|0.011 to 0.049||117.11 lbs|
Acoustic Guitar String Sets
|String Set Size||Total Overall Tension Per Set|
|0.10 to 0.47||130.2 lbs|
|0.11 to 0.52||144.63 lbs|
|0.12 to .053||156.42 lbs|
As can be seen from these figures, there’s a significant increase in the amount of overall tension between the various sets of strings. That’s an extra strain of between almost 15 to 27 lbs.
What Sort Of Problems Can Extra String Tension Cause?
We mentioned the neck briefly earlier, but let’s look at the neck and other issues that can be caused by changing the string gauge on your guitar.
Potential Problems With The Neck
What happens to the neck when heavier gauge strings are fitted to the guitar is, it’s effectively pulled upwards. The extra tension in the strings exerts an upwards force on the neck of the guitar. To adjust this bending of the neck, the truss rod needs to be tightened.
It should be done in stages and is best done by a luthier who understands the intricacies of guitar necks and truss rods in particular. It’s easy to cause more harm than good if you don’t know exactly what you’re doing which is why we recommend leaving it to the professionals.
Potential Problems With The Nut
Depending on how heavier a set of strings you decide to put on your guitar, you could need to adjust the slots in the nut that the strings sit in. You might even need to replace the nut completely to accommodate heavier gauge strings. One of the main causes of strings going out of tune on a guitar is the string gets caught in the nut.
If the guitar is relatively old and you replace light gauge strings with extremely heavy gauge strings, it is even possible to break the nut. Changing the nut is an easy task to perform and even new guitarists can change the nut with no problem.
Potential Problems With The Bridge
If you own an electric guitar which has a Floyd Rose bridge or a bridge similar to a Stratocaster bridge, you might find you need to adjust the bridge too. The extra tension can cause the bridge to lift as the strings pull upwards on the bridge.
To alleviate this issue, you’ll need to tighten the screws that control string tension to pull the bridge back down.
Which Gauge Strings Are Best?
The reality is, there is no one size fits all when it comes to guitar strings.
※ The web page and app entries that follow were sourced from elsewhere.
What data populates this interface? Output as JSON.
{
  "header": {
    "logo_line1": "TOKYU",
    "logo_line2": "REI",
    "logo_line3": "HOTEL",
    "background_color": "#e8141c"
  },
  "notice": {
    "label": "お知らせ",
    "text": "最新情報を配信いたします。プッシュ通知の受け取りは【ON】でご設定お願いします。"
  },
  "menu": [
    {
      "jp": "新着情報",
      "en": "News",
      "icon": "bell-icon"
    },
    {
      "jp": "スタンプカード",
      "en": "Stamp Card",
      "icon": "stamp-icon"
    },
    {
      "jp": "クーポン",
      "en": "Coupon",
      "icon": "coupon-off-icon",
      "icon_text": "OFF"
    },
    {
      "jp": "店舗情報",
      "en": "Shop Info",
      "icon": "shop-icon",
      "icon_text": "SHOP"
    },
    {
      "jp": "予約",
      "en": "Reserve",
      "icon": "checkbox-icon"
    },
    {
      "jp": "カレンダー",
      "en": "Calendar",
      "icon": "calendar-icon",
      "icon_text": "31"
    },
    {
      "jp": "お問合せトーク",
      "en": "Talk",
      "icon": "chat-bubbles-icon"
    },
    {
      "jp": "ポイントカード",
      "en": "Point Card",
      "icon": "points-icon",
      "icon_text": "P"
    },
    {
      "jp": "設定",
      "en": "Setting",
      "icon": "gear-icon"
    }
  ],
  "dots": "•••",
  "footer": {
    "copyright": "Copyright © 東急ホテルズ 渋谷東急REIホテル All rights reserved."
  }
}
It all comes down to personal preference and nobody can tell you your personal preference apart from you. We would advise trying strings of different gauges and see which suits your playing style best. But in summary of the above points:
Light Gauge Strings:
- Are easier to play
- Tend to break easier
- Are easier to fret
- Much easier to bend
- Have a clear, high end, treble sound
- Can sound “tinny”
Heavy Gauge Strings:
- Have a richer, fuller sound
- Are less prone to breaking
- Rarely go out of tune
- Are harder to play
- Allow the action to be lowered
- Are more difficult to bend
When you decide on which string gauge is best for you, let us know in the comments.
Frequently Asked Questions
Lighter guitar strings are easier to play because they need less force to press them down. This requires less strength in the fingers to achieve a clear note.
Heavier guitar strings have a warmer, richer tone and are louder than lighter strings but they do not necessarily sound better. Many top guitarists prefer lighter gauge strings as they can be played faster and easier than heavier gauge strings.
Light gauge strings tend to break easier than heavier gauge strings especially if you are playing them incorrectly.
You can get a lower action with heavier strings because they are under more tension which means a narrower vibration. That means the action can be lower without causing fret buzz.